19th of March 2016: 62 people die in the airplane crash of the flyDubai Boeing 737 near the Russian airport Rostov.
What happened? The weather was pretty bad. The pilots cancelled the first landing attempt due to strong turbulence and went into a holding pattern for two hours before making another attempt which they also aborted. Soon after trying to land for the second time the pilots allegedly lost control over the aircraft which then descended rapidly and crashed to the ground.
23rd January 2012: a shock wave goes through Germany. The drugstore chain Schlecker announces bankruptcy, and as a result, over 30,000 people lose their jobs.
At first sight, these two dramatic events have nothing to do with each other.
I do not want to speculate whether the crash in Rostov happened due to technical defects or human error. The investigation will clarify this. Nor do I want to judge Schlecker’s business strategy, again, others will be more capable of doing so. I am interested in something else. What ensued before? What happened before the crash, what happened before the bankruptcy?
Losses in the hundreds of millions – what took Schlecker so long to finally react to the problem? Why did the pilots stay in a holding pattern for two hours? Two hours in which they burned valuable fuel! Why did they put themselves in such dire straits?
In aviation, there is nothing unusual about a holding pattern. Whoever, on the approach to Frankfurt, had the chance to admire the Spessart from the air for half an hour, knows what a holding pattern is. Too many planes trying to land at the same airport at the same time, the weather is poor, these are all valid reasons why traffic control may command the aircraft to stay on hold. And all this is very safe. However, one must be mindful of a further key-component: the remaining fuel in the tank, which is running low!

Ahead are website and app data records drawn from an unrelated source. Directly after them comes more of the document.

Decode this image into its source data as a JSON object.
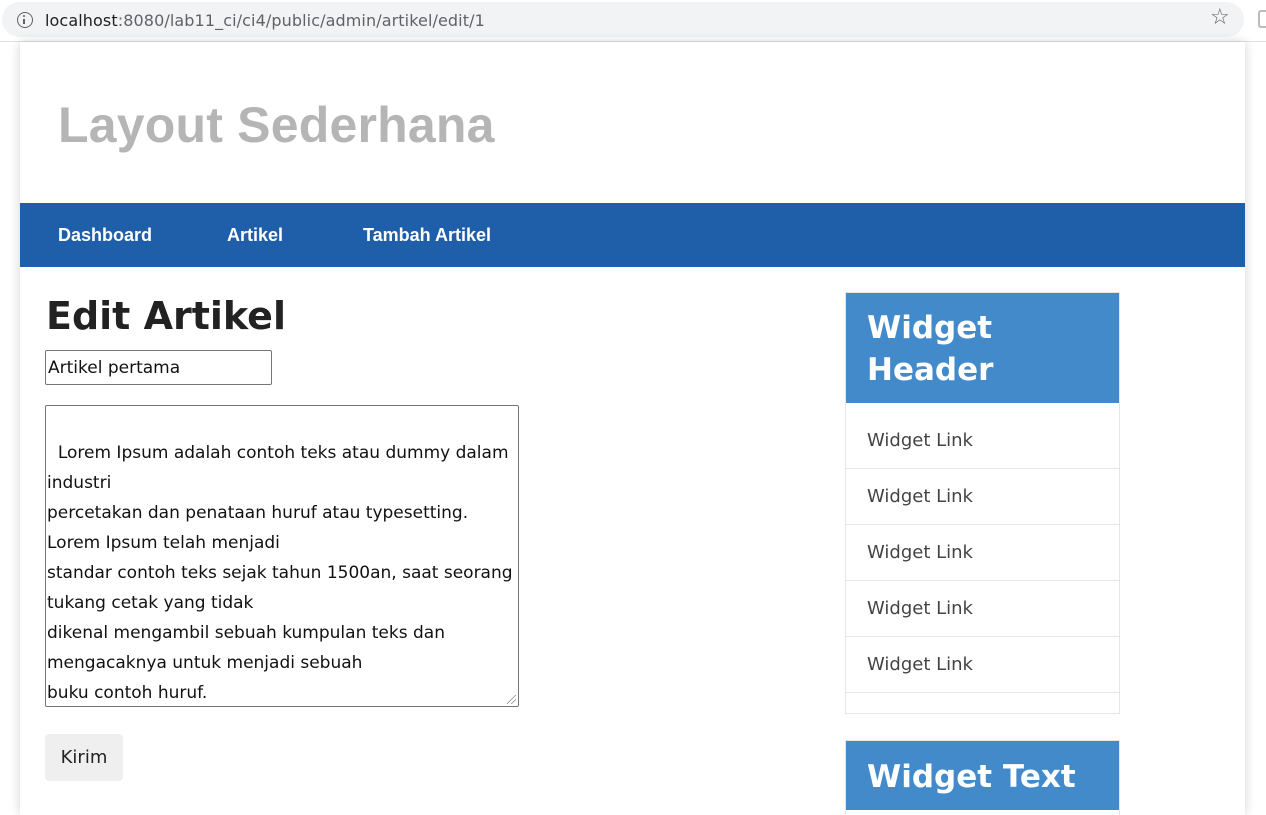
{
  "browser": {
    "url_host": "localhost",
    "url_path": ":8080/lab11_ci/ci4/public/admin/artikel/edit/1",
    "star_icon": "star-icon",
    "info_icon": "info-icon"
  },
  "header": {
    "title": "Layout Sederhana"
  },
  "nav": {
    "items": [
      {
        "label": "Dashboard"
      },
      {
        "label": "Artikel"
      },
      {
        "label": "Tambah Artikel"
      }
    ]
  },
  "main": {
    "heading": "Edit Artikel",
    "title_value": "Artikel pertama",
    "content_value": "Lorem Ipsum adalah contoh teks atau dummy dalam industri\npercetakan dan penataan huruf atau typesetting. Lorem Ipsum telah menjadi\nstandar contoh teks sejak tahun 1500an, saat seorang tukang cetak yang tidak\ndikenal mengambil sebuah kumpulan teks dan mengacaknya untuk menjadi sebuah\nbuku contoh huruf.",
    "submit_label": "Kirim"
  },
  "sidebar": {
    "widget_header": {
      "title": "Widget Header",
      "links": [
        {
          "label": "Widget Link"
        },
        {
          "label": "Widget Link"
        },
        {
          "label": "Widget Link"
        },
        {
          "label": "Widget Link"
        },
        {
          "label": "Widget Link"
        }
      ]
    },
    "widget_text": {
      "title": "Widget Text"
    }
  },
  "colors": {
    "nav_background": "#1f5faa",
    "widget_header_background": "#438acb",
    "site_title": "#b5b5b5"
  }
}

Basically, the aircraft fuel is always calculated to last for a possible diversion to another airport, and there must be additional contingency fuel on board as a back-up for at least 45 min to cover all eventualities. But no one prepares for or anticipates a two-hour long holding pattern, especially not if the next suitable airport is only 40 minutes away.
Not to decide is also a decision – but unfortunately, one with a deadly psychological component: we believe doing nothing will prevent anything bad happening to us.

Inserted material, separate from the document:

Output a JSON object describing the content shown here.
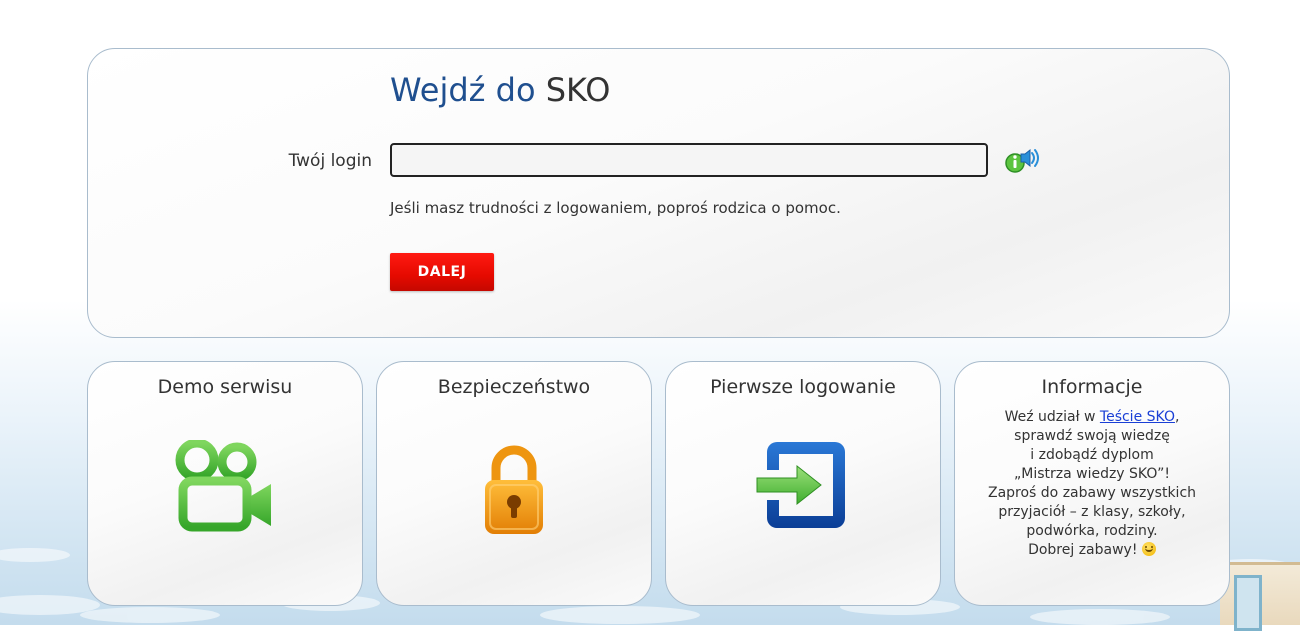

At first, all your options are still open, but the longer you stay in a holding pattern, the more your choices will diminish until you are finally forced to land wherever you are. A diversion becomes impossible due to lack of resources – not enough fuel for the aircraft, or lack of liquidity in the business.
I am not advocating for blind action taking. It is often a suitable option to “sit and wait” things out, but we must be aware that waiting also has consequences. Because we consume our resources, our competitors can strengthen their position, the fellow student gets the job I had my eyes on – and all this is happening while we are waiting and do nothing.
There is old aviation wisdom which says “stay ahead of the aircraft” – make sure your plane will never fly you to a place which you have not yet explored with your brain.
An aircraft is moving distinctively fast, and to permanently plan ahead is, therefore, essential for survival. But what about companies or our personal lives? Of course, nearly everyone does target planning, but for worst-case scenarios, we are not prepared. We often close our eyes to what we do not want to see.
Yet, the solution could be relatively simple: Create a concrete target plan. What precisely do you want to achieve? When do you want to achieve it and in which quality or form? Afterward, make a risk assessment. What could happen? What could hinder you? Which problems could you encounter?
Thirdly, consider your options and which alternatives you have. Which plan B can you pursue, which other option can you take? Most of you will have come this far, but the final step is crucial. Take a look at all your options in terms of time and decide which ones are time critical.
Do you improve your prospects and minimize the risks by deciding to do nothing and when will you reach the turning point where you no longer can but must act?
Again, nothing new actually, but yet, this one easy technique from professional aviation can determine how well you are equipped for the future.